[TASK] Could you please write out each line of the records exactly, minus the pictures?

*** MATERIAL FOR THIS EXERCISE ***

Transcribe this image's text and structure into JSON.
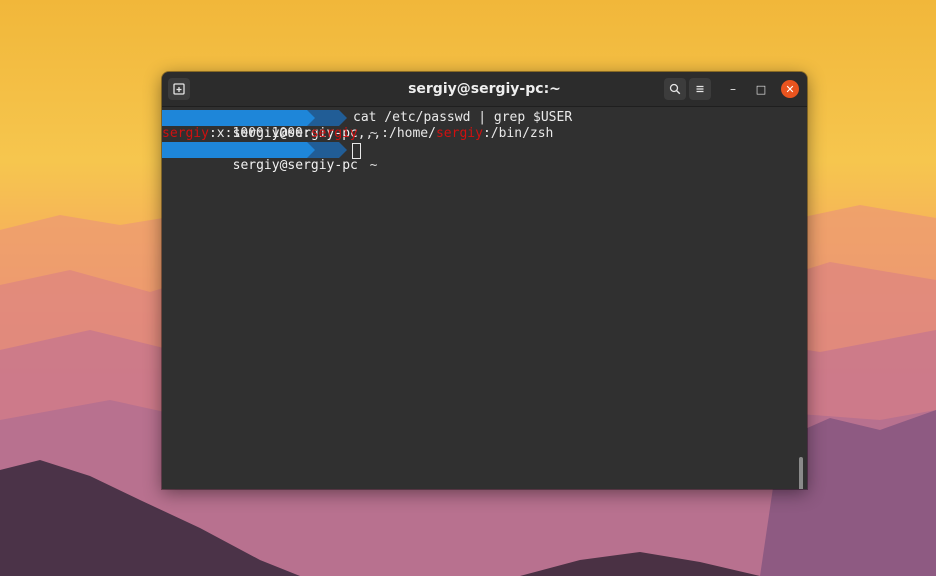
{
  "window": {
    "title": "sergiy@sergiy-pc:~",
    "new_tab_icon": "terminal-new-tab-icon",
    "search_icon": "search-icon",
    "menu_icon": "hamburger-menu-icon",
    "minimize_glyph": "–",
    "maximize_glyph": "□",
    "close_glyph": "✕"
  },
  "terminal": {
    "prompt_host": "sergiy@sergiy-pc",
    "prompt_dir": "~",
    "command": "cat /etc/passwd | grep $USER",
    "output": {
      "user1": "sergiy",
      "mid1": ":x:1000:1000:",
      "user2": "sergiy",
      "mid2": ",,,:/home/",
      "user3": "sergiy",
      "tail": ":/bin/zsh"
    }
  },
  "colors": {
    "prompt_host_bg": "#1e86d9",
    "prompt_dir_bg": "#215d96",
    "highlight_red": "#d01010",
    "close_button": "#e9541f",
    "terminal_bg": "#303030"
  }
}
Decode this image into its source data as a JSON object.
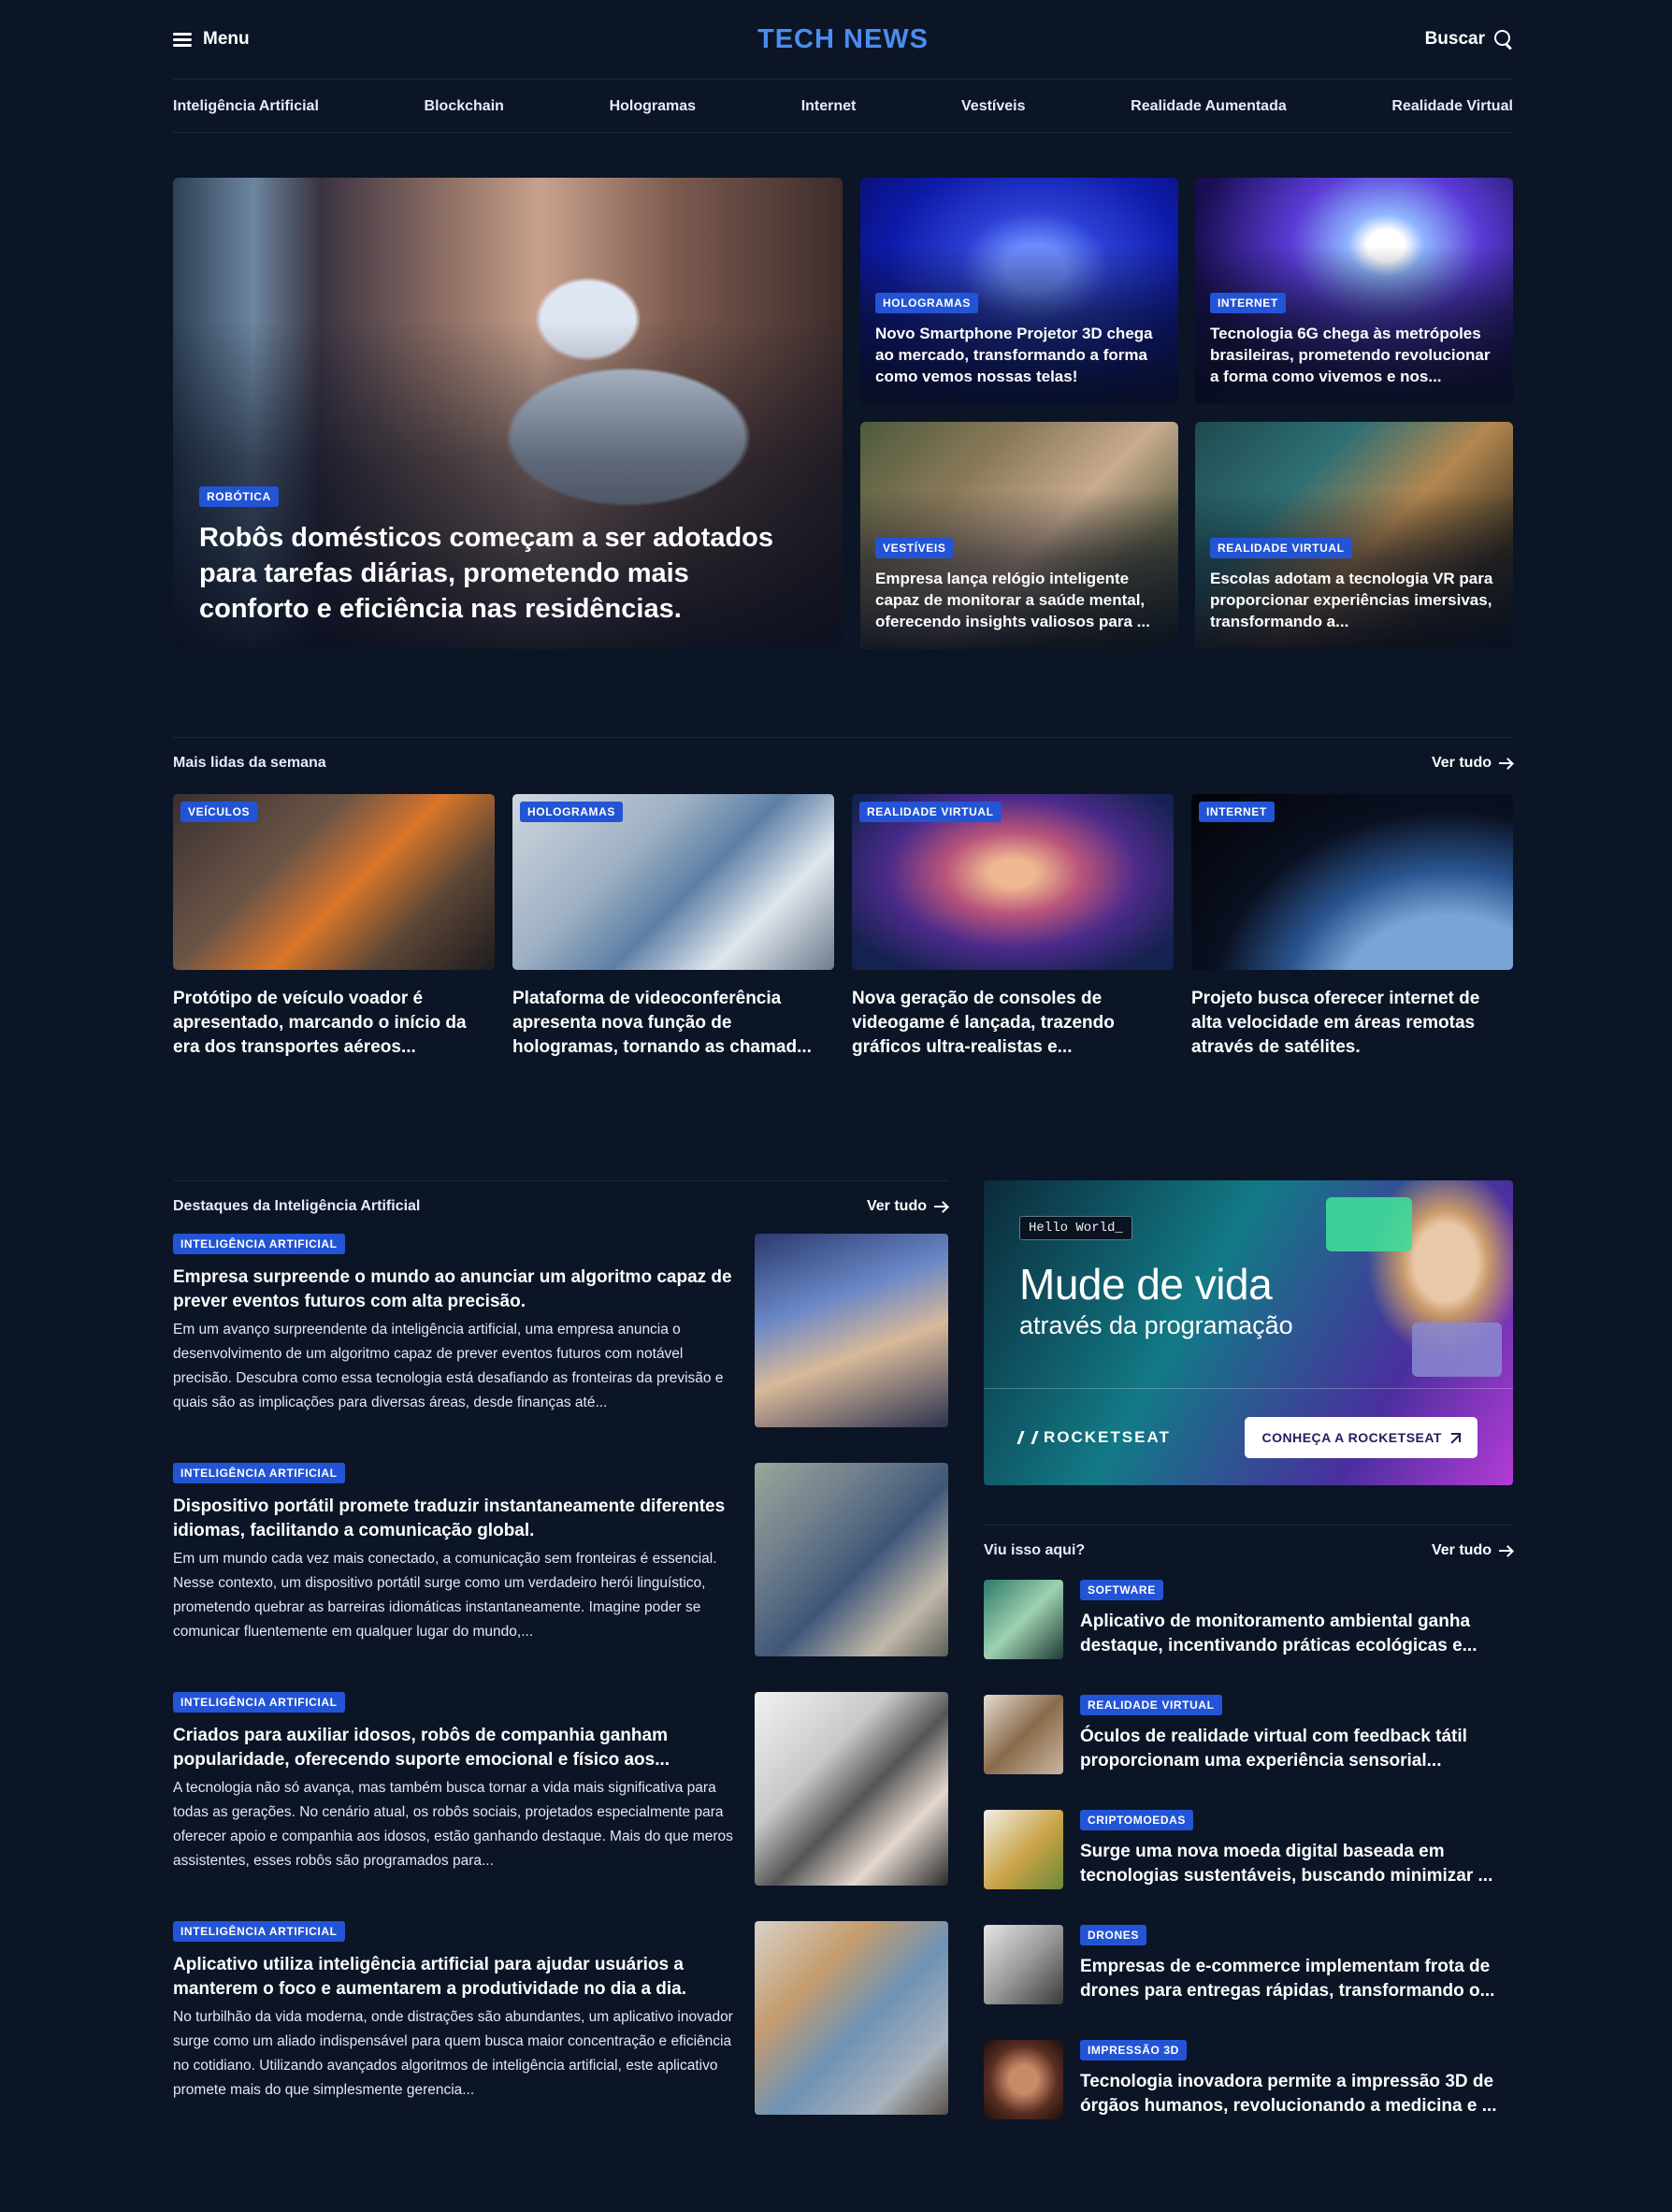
{
  "header": {
    "menu_label": "Menu",
    "logo": "TECH NEWS",
    "search_label": "Buscar"
  },
  "nav": [
    "Inteligência Artificial",
    "Blockchain",
    "Hologramas",
    "Internet",
    "Vestíveis",
    "Realidade Aumentada",
    "Realidade Virtual"
  ],
  "hero": {
    "main": {
      "badge": "Robótica",
      "title": "Robôs domésticos começam a ser adotados para tarefas diárias, prometendo mais conforto e eficiência nas residências."
    },
    "side": [
      {
        "badge": "Hologramas",
        "title": "Novo Smartphone Projetor 3D chega ao mercado, transformando a forma como vemos nossas telas!"
      },
      {
        "badge": "Internet",
        "title": "Tecnologia 6G chega às metrópoles brasileiras, prometendo revolucionar a forma como vivemos e nos..."
      },
      {
        "badge": "Vestíveis",
        "title": "Empresa lança relógio inteligente capaz de monitorar a saúde mental, oferecendo insights valiosos para ..."
      },
      {
        "badge": "Realidade Virtual",
        "title": "Escolas adotam a tecnologia VR para proporcionar experiências imersivas, transformando a..."
      }
    ]
  },
  "most_read": {
    "title": "Mais lidas da semana",
    "see_all": "Ver tudo",
    "items": [
      {
        "badge": "Veículos",
        "title": "Protótipo de veículo voador é apresentado, marcando o início da era dos transportes aéreos..."
      },
      {
        "badge": "Hologramas",
        "title": "Plataforma de videoconferência apresenta nova função de hologramas, tornando as chamad..."
      },
      {
        "badge": "Realidade Virtual",
        "title": "Nova geração de consoles de videogame é lançada, trazendo gráficos ultra-realistas e..."
      },
      {
        "badge": "Internet",
        "title": "Projeto busca oferecer internet de alta velocidade em áreas remotas através de satélites."
      }
    ]
  },
  "ai": {
    "title": "Destaques da Inteligência Artificial",
    "see_all": "Ver tudo",
    "items": [
      {
        "badge": "Inteligência Artificial",
        "title": "Empresa surpreende o mundo ao anunciar um algoritmo capaz de prever eventos futuros com alta precisão.",
        "excerpt": "Em um avanço surpreendente da inteligência artificial, uma empresa anuncia o desenvolvimento de um algoritmo capaz de prever eventos futuros com notável precisão. Descubra como essa tecnologia está desafiando as fronteiras da previsão e quais são as implicações para diversas áreas, desde finanças até..."
      },
      {
        "badge": "Inteligência Artificial",
        "title": "Dispositivo portátil promete traduzir instantaneamente diferentes idiomas, facilitando a comunicação global.",
        "excerpt": "Em um mundo cada vez mais conectado, a comunicação sem fronteiras é essencial. Nesse contexto, um dispositivo portátil surge como um verdadeiro herói linguístico, prometendo quebrar as barreiras idiomáticas instantaneamente. Imagine poder se comunicar fluentemente em qualquer lugar do mundo,..."
      },
      {
        "badge": "Inteligência Artificial",
        "title": "Criados para auxiliar idosos, robôs de companhia ganham popularidade, oferecendo suporte emocional e físico aos...",
        "excerpt": "A tecnologia não só avança, mas também busca tornar a vida mais significativa para todas as gerações. No cenário atual, os robôs sociais, projetados especialmente para oferecer apoio e companhia aos idosos, estão ganhando destaque. Mais do que meros assistentes, esses robôs são programados para..."
      },
      {
        "badge": "Inteligência Artificial",
        "title": "Aplicativo utiliza inteligência artificial para ajudar usuários a manterem o foco e aumentarem a produtividade no dia a dia.",
        "excerpt": "No turbilhão da vida moderna, onde distrações são abundantes, um aplicativo inovador surge como um aliado indispensável para quem busca maior concentração e eficiência no cotidiano. Utilizando avançados algoritmos de inteligência artificial, este aplicativo promete mais do que simplesmente gerencia..."
      }
    ]
  },
  "ad": {
    "hello": "Hello World_",
    "headline": "Mude de vida",
    "subheadline": "através da programação",
    "brand": "ROCKETSEAT",
    "cta": "CONHEÇA A ROCKETSEAT"
  },
  "seen": {
    "title": "Viu isso aqui?",
    "see_all": "Ver tudo",
    "items": [
      {
        "badge": "Software",
        "title": "Aplicativo de monitoramento ambiental ganha destaque, incentivando práticas ecológicas e..."
      },
      {
        "badge": "Realidade Virtual",
        "title": "Óculos de realidade virtual com feedback tátil proporcionam uma experiência sensorial..."
      },
      {
        "badge": "Criptomoedas",
        "title": "Surge uma nova moeda digital baseada em tecnologias sustentáveis, buscando minimizar ..."
      },
      {
        "badge": "Drones",
        "title": "Empresas de e-commerce implementam frota de drones para entregas rápidas, transformando o..."
      },
      {
        "badge": "Impressão 3D",
        "title": "Tecnologia inovadora permite a impressão 3D de órgãos humanos, revolucionando a medicina e ..."
      }
    ]
  }
}
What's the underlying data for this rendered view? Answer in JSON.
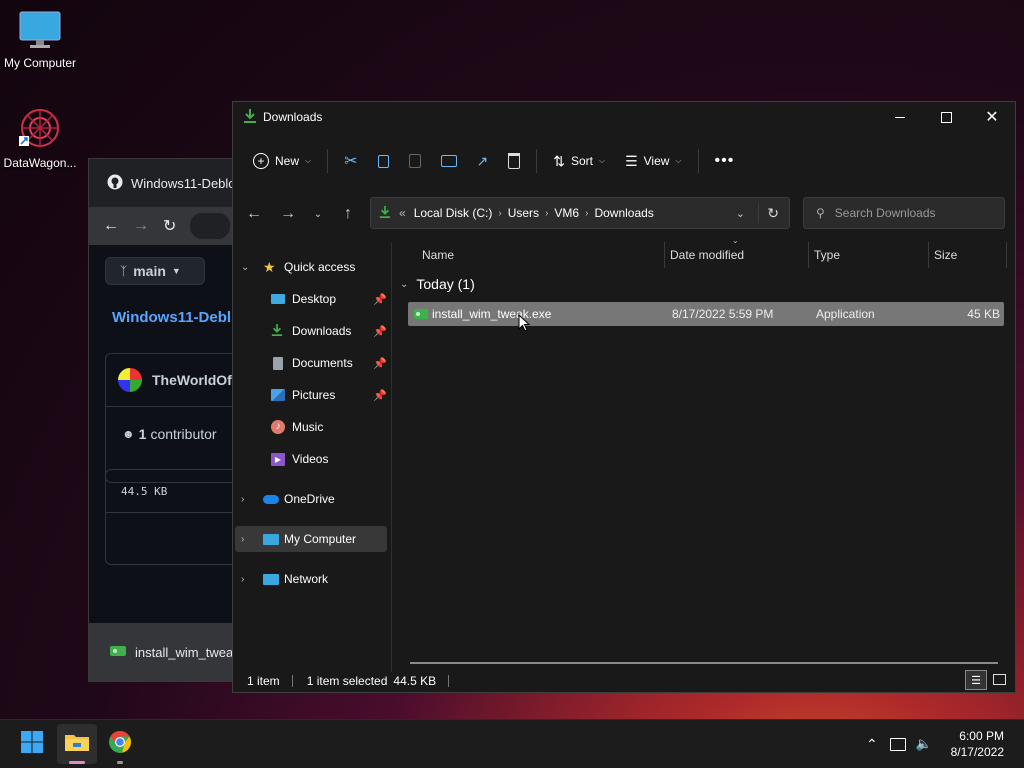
{
  "desktop": {
    "icons": [
      {
        "label": "My Computer",
        "icon": "monitor-icon"
      },
      {
        "label": "DataWagon...",
        "icon": "datawagon-icon"
      }
    ]
  },
  "browser": {
    "tab_title": "Windows11-Deblo",
    "branch": "main",
    "repo": "Windows11-Debl",
    "author": "TheWorldOf",
    "contributors_count": "1",
    "contributors_label": "contributor",
    "file_size": "44.5 KB",
    "download_name": "install_wim_twea"
  },
  "explorer": {
    "title": "Downloads",
    "toolbar": {
      "new": "New",
      "sort": "Sort",
      "view": "View"
    },
    "address": {
      "prefix": "«",
      "crumbs": [
        "Local Disk (C:)",
        "Users",
        "VM6",
        "Downloads"
      ]
    },
    "search_placeholder": "Search Downloads",
    "nav": {
      "quick_access": "Quick access",
      "items": [
        {
          "label": "Desktop",
          "pinned": true
        },
        {
          "label": "Downloads",
          "pinned": true
        },
        {
          "label": "Documents",
          "pinned": true
        },
        {
          "label": "Pictures",
          "pinned": true
        },
        {
          "label": "Music",
          "pinned": false
        },
        {
          "label": "Videos",
          "pinned": false
        }
      ],
      "onedrive": "OneDrive",
      "my_computer": "My Computer",
      "network": "Network"
    },
    "columns": [
      "Name",
      "Date modified",
      "Type",
      "Size"
    ],
    "group_label": "Today (1)",
    "files": [
      {
        "name": "install_wim_tweak.exe",
        "date": "8/17/2022 5:59 PM",
        "type": "Application",
        "size": "45 KB"
      }
    ],
    "status": {
      "count": "1 item",
      "selected": "1 item selected",
      "size": "44.5 KB"
    }
  },
  "taskbar": {
    "time": "6:00 PM",
    "date": "8/17/2022"
  },
  "colors": {
    "accent": "#0a84ff",
    "folder_yellow": "#f4c542",
    "download_green": "#3fb04b"
  }
}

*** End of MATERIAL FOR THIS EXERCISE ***

[ANSWER TO THIS PROBLEM]
Transcribe this image's text and structure into JSON.
{
  "window": {
    "title": "sergiy@sergiy-pc:~",
    "new_tab_icon": "terminal-new-tab-icon",
    "search_icon": "search-icon",
    "menu_icon": "hamburger-menu-icon",
    "minimize_glyph": "–",
    "maximize_glyph": "□",
    "close_glyph": "✕"
  },
  "terminal": {
    "prompt_host": "sergiy@sergiy-pc",
    "prompt_dir": "~",
    "command": "cat /etc/passwd | grep $USER",
    "output": {
      "user1": "sergiy",
      "mid1": ":x:1000:1000:",
      "user2": "sergiy",
      "mid2": ",,,:/home/",
      "user3": "sergiy",
      "tail": ":/bin/zsh"
    }
  },
  "colors": {
    "prompt_host_bg": "#1e86d9",
    "prompt_dir_bg": "#215d96",
    "highlight_red": "#d01010",
    "close_button": "#e9541f",
    "terminal_bg": "#303030"
  }
}
Decode this image into its source data as a JSON object.
{
  "header": {
    "menu_label": "Menu",
    "logo": "TECH NEWS",
    "search_label": "Buscar"
  },
  "nav": [
    "Inteligência Artificial",
    "Blockchain",
    "Hologramas",
    "Internet",
    "Vestíveis",
    "Realidade Aumentada",
    "Realidade Virtual"
  ],
  "hero": {
    "main": {
      "badge": "Robótica",
      "title": "Robôs domésticos começam a ser adotados para tarefas diárias, prometendo mais conforto e eficiência nas residências."
    },
    "side": [
      {
        "badge": "Hologramas",
        "title": "Novo Smartphone Projetor 3D chega ao mercado, transformando a forma como vemos nossas telas!"
      },
      {
        "badge": "Internet",
        "title": "Tecnologia 6G chega às metrópoles brasileiras, prometendo revolucionar a forma como vivemos e nos..."
      },
      {
        "badge": "Vestíveis",
        "title": "Empresa lança relógio inteligente capaz de monitorar a saúde mental, oferecendo insights valiosos para ..."
      },
      {
        "badge": "Realidade Virtual",
        "title": "Escolas adotam a tecnologia VR para proporcionar experiências imersivas, transformando a..."
      }
    ]
  },
  "most_read": {
    "title": "Mais lidas da semana",
    "see_all": "Ver tudo",
    "items": [
      {
        "badge": "Veículos",
        "title": "Protótipo de veículo voador é apresentado, marcando o início da era dos transportes aéreos..."
      },
      {
        "badge": "Hologramas",
        "title": "Plataforma de videoconferência apresenta nova função de hologramas, tornando as chamad..."
      },
      {
        "badge": "Realidade Virtual",
        "title": "Nova geração de consoles de videogame é lançada, trazendo gráficos ultra-realistas e..."
      },
      {
        "badge": "Internet",
        "title": "Projeto busca oferecer internet de alta velocidade em áreas remotas através de satélites."
      }
    ]
  },
  "ai": {
    "title": "Destaques da Inteligência Artificial",
    "see_all": "Ver tudo",
    "items": [
      {
        "badge": "Inteligência Artificial",
        "title": "Empresa surpreende o mundo ao anunciar um algoritmo capaz de prever eventos futuros com alta precisão.",
        "excerpt": "Em um avanço surpreendente da inteligência artificial, uma empresa anuncia o desenvolvimento de um algoritmo capaz de prever eventos futuros com notável precisão. Descubra como essa tecnologia está desafiando as fronteiras da previsão e quais são as implicações para diversas áreas, desde finanças até..."
      },
      {
        "badge": "Inteligência Artificial",
        "title": "Dispositivo portátil promete traduzir instantaneamente diferentes idiomas, facilitando a comunicação global.",
        "excerpt": "Em um mundo cada vez mais conectado, a comunicação sem fronteiras é essencial. Nesse contexto, um dispositivo portátil surge como um verdadeiro herói linguístico, prometendo quebrar as barreiras idiomáticas instantaneamente. Imagine poder se comunicar fluentemente em qualquer lugar do mundo,..."
      },
      {
        "badge": "Inteligência Artificial",
        "title": "Criados para auxiliar idosos, robôs de companhia ganham popularidade, oferecendo suporte emocional e físico aos...",
        "excerpt": "A tecnologia não só avança, mas também busca tornar a vida mais significativa para todas as gerações. No cenário atual, os robôs sociais, projetados especialmente para oferecer apoio e companhia aos idosos, estão ganhando destaque. Mais do que meros assistentes, esses robôs são programados para..."
      },
      {
        "badge": "Inteligência Artificial",
        "title": "Aplicativo utiliza inteligência artificial para ajudar usuários a manterem o foco e aumentarem a produtividade no dia a dia.",
        "excerpt": "No turbilhão da vida moderna, onde distrações são abundantes, um aplicativo inovador surge como um aliado indispensável para quem busca maior concentração e eficiência no cotidiano. Utilizando avançados algoritmos de inteligência artificial, este aplicativo promete mais do que simplesmente gerencia..."
      }
    ]
  },
  "ad": {
    "hello": "Hello World_",
    "headline": "Mude de vida",
    "subheadline": "através da programação",
    "brand": "ROCKETSEAT",
    "cta": "CONHEÇA A ROCKETSEAT"
  },
  "seen": {
    "title": "Viu isso aqui?",
    "see_all": "Ver tudo",
    "items": [
      {
        "badge": "Software",
        "title": "Aplicativo de monitoramento ambiental ganha destaque, incentivando práticas ecológicas e..."
      },
      {
        "badge": "Realidade Virtual",
        "title": "Óculos de realidade virtual com feedback tátil proporcionam uma experiência sensorial..."
      },
      {
        "badge": "Criptomoedas",
        "title": "Surge uma nova moeda digital baseada em tecnologias sustentáveis, buscando minimizar ..."
      },
      {
        "badge": "Drones",
        "title": "Empresas de e-commerce implementam frota de drones para entregas rápidas, transformando o..."
      },
      {
        "badge": "Impressão 3D",
        "title": "Tecnologia inovadora permite a impressão 3D de órgãos humanos, revolucionando a medicina e ..."
      }
    ]
  }
}
What's the underlying data for this rendered view? Answer in JSON.
{
  "desktop": {
    "icons": [
      {
        "label": "My Computer",
        "icon": "monitor-icon"
      },
      {
        "label": "DataWagon...",
        "icon": "datawagon-icon"
      }
    ]
  },
  "browser": {
    "tab_title": "Windows11-Deblo",
    "branch": "main",
    "repo": "Windows11-Debl",
    "author": "TheWorldOf",
    "contributors_count": "1",
    "contributors_label": "contributor",
    "file_size": "44.5 KB",
    "download_name": "install_wim_twea"
  },
  "explorer": {
    "title": "Downloads",
    "toolbar": {
      "new": "New",
      "sort": "Sort",
      "view": "View"
    },
    "address": {
      "prefix": "«",
      "crumbs": [
        "Local Disk (C:)",
        "Users",
        "VM6",
        "Downloads"
      ]
    },
    "search_placeholder": "Search Downloads",
    "nav": {
      "quick_access": "Quick access",
      "items": [
        {
          "label": "Desktop",
          "pinned": true
        },
        {
          "label": "Downloads",
          "pinned": true
        },
        {
          "label": "Documents",
          "pinned": true
        },
        {
          "label": "Pictures",
          "pinned": true
        },
        {
          "label": "Music",
          "pinned": false
        },
        {
          "label": "Videos",
          "pinned": false
        }
      ],
      "onedrive": "OneDrive",
      "my_computer": "My Computer",
      "network": "Network"
    },
    "columns": [
      "Name",
      "Date modified",
      "Type",
      "Size"
    ],
    "group_label": "Today (1)",
    "files": [
      {
        "name": "install_wim_tweak.exe",
        "date": "8/17/2022 5:59 PM",
        "type": "Application",
        "size": "45 KB"
      }
    ],
    "status": {
      "count": "1 item",
      "selected": "1 item selected",
      "size": "44.5 KB"
    }
  },
  "taskbar": {
    "time": "6:00 PM",
    "date": "8/17/2022"
  },
  "colors": {
    "accent": "#0a84ff",
    "folder_yellow": "#f4c542",
    "download_green": "#3fb04b"
  }
}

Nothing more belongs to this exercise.